This tallies with my previous experience of divisions within government over the constitution, which in recent years have tended to see the various territorial offices clashing with Michael Gove, the Secretary of State in charge of Union policy – for example, the repeated clashes over whether proceed with Westminster legislation without Legislative Consent Motions (LCMs) from the devolved executives.
It also fits the sad fact that the passage of UKIMA has not been followed, as originally intended, by an energetic programme of new HM Government initiatives in the devolved territories, which Section 50 of the Act makes possible.
People I spoke to reported frustration that Gove and the above-mentioned Gray have interpreted it as only covering whole-kingdom initiatives, rather than specific interventions on local issues by the centre. (This is not stipulated in the Act.)
This may in part be a consequence of the sheer scale of the former’s responsibilities: as the name implies, the Department for Levelling Up, Housing and Communities is a sprawling empire; levelling up, housing, and the Union are each, or at least each ought to be, major priorities that would benefit from a dedicated secretary of state.
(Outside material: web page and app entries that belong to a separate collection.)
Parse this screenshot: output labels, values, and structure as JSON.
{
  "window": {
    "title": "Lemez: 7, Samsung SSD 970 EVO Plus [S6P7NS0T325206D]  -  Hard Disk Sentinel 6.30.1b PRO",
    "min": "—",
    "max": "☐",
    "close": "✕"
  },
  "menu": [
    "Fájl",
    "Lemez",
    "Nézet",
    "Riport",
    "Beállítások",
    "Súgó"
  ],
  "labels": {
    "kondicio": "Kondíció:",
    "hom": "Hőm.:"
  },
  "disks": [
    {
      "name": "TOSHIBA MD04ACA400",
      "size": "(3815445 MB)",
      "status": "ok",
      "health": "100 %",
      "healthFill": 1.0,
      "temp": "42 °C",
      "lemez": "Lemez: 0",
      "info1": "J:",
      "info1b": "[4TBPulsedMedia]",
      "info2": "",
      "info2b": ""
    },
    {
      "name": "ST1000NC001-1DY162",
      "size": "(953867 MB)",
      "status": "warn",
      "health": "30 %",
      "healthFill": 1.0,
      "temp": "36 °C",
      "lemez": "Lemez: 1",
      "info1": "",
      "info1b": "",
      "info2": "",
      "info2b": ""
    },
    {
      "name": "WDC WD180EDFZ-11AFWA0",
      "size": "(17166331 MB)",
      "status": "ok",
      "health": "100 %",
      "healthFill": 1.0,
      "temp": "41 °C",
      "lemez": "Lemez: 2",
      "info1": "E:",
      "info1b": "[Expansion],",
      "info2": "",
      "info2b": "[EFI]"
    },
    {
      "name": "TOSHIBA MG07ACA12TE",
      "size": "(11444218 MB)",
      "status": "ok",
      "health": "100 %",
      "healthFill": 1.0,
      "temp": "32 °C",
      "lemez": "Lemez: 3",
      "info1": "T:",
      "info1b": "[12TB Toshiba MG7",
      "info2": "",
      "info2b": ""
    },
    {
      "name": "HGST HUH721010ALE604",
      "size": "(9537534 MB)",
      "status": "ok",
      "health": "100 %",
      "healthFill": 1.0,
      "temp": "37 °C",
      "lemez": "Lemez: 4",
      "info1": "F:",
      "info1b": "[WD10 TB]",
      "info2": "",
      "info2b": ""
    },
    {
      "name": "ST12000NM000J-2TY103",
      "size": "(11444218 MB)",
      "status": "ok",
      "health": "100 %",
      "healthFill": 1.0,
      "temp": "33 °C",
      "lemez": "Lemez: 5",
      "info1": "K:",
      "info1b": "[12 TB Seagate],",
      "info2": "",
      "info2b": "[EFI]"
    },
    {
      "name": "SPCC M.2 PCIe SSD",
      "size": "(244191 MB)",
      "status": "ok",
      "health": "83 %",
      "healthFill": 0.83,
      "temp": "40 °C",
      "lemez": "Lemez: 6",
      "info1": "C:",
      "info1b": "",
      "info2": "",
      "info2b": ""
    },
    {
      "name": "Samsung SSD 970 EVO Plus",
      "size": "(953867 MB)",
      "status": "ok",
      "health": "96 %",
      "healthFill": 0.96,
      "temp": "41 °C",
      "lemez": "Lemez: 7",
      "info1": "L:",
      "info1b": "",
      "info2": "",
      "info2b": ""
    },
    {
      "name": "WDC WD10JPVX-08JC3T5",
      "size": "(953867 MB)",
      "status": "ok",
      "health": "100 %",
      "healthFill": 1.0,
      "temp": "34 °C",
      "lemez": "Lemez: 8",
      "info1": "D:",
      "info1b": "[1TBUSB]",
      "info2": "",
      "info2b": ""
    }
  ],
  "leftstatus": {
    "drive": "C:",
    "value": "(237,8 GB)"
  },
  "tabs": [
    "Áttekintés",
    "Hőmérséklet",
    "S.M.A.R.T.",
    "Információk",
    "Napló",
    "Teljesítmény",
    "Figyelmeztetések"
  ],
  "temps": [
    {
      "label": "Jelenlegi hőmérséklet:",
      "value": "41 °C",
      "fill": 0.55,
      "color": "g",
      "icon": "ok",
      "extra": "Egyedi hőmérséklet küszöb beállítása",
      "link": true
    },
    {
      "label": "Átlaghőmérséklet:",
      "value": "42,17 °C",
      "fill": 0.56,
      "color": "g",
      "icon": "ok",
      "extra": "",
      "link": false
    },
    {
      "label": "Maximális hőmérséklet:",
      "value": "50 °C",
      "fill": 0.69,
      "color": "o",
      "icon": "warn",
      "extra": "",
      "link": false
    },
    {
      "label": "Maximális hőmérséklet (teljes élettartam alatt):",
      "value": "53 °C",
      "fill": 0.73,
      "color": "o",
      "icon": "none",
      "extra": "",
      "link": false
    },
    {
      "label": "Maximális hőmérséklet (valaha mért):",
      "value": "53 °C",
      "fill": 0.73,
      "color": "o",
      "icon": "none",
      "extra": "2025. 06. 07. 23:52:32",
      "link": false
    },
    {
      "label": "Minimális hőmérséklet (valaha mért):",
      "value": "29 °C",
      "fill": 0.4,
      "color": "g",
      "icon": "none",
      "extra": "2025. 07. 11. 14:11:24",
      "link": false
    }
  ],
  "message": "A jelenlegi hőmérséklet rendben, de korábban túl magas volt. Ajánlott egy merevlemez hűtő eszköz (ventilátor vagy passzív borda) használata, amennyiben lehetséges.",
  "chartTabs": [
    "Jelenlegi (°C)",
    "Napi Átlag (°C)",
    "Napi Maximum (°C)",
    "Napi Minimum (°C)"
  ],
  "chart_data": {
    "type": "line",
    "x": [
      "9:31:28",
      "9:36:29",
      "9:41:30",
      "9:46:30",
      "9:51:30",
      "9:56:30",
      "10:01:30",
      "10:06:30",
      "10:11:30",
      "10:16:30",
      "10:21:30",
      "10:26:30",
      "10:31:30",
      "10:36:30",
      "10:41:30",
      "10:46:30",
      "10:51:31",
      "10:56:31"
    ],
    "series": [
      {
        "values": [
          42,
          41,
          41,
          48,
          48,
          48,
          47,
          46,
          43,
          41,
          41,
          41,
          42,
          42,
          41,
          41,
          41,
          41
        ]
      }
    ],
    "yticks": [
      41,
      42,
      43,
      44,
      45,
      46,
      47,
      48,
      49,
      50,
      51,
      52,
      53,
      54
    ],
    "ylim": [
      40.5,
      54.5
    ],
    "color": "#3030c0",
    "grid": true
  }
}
Instead, bold reform is either absent or walked back; in the case of the Union, an unfortunate consequence of Rishi Sunak’s decision to fall back in large part on the Cabinet arrangements of Boris Johnson means that the tension between DLUHC and the territorial offices hasn’t been resolved, and worthwhile initiatives such as the Union Connectivity Review have not been followed by legislation.
Yet the past week has showed, again, that the SNP are not unbeatable, and that taking them on does not automatically play into their hands. There’s a lesson for the Prime Minister there, and he should take it.
Protocol deal: do leaks precede a sinking?
This morning’s papers report that sources in Brussels are worried that the leaks starting to emerge about the Government’s deal to resolve the stand-off over the Northern Ireland Protocol is endangering a compromise:
“The European Commission urged the bloc’s member states not to leak details of the UK-EU talks, saying they could “endanger the whole process”, according to a summary of a meeting on Wednesday of EU ambassadors.
“The commission briefed the national representatives that negotiations needed “sufficient space, time and discretion because of the high sensitivities on both sides and the current situation within the UK government”, said the summary, in an apparent reference to the pressure on Sunak.”
Certainly, what has been coming out so far has not been going down well with the Democratic Unionists or their allies in the European Research Group, although sources close to the negotiations insist to me that they believe what emerges will meet the former’s seven tests.
Yet as I noted on Sunday, the briefing is for the most part simply confusing. The negotiators seem to be working to a timetable dictated by the April quarter-centenary of the Belfast Agreement and Joe Biden’s plans to visit – yet claim not yet to have the answers on governance and sovereignty that would actually get the Unionists back into Stormont.
If that’s the case, Sunak could be about to learn another lesson in the price of timidity – the hard way, this time.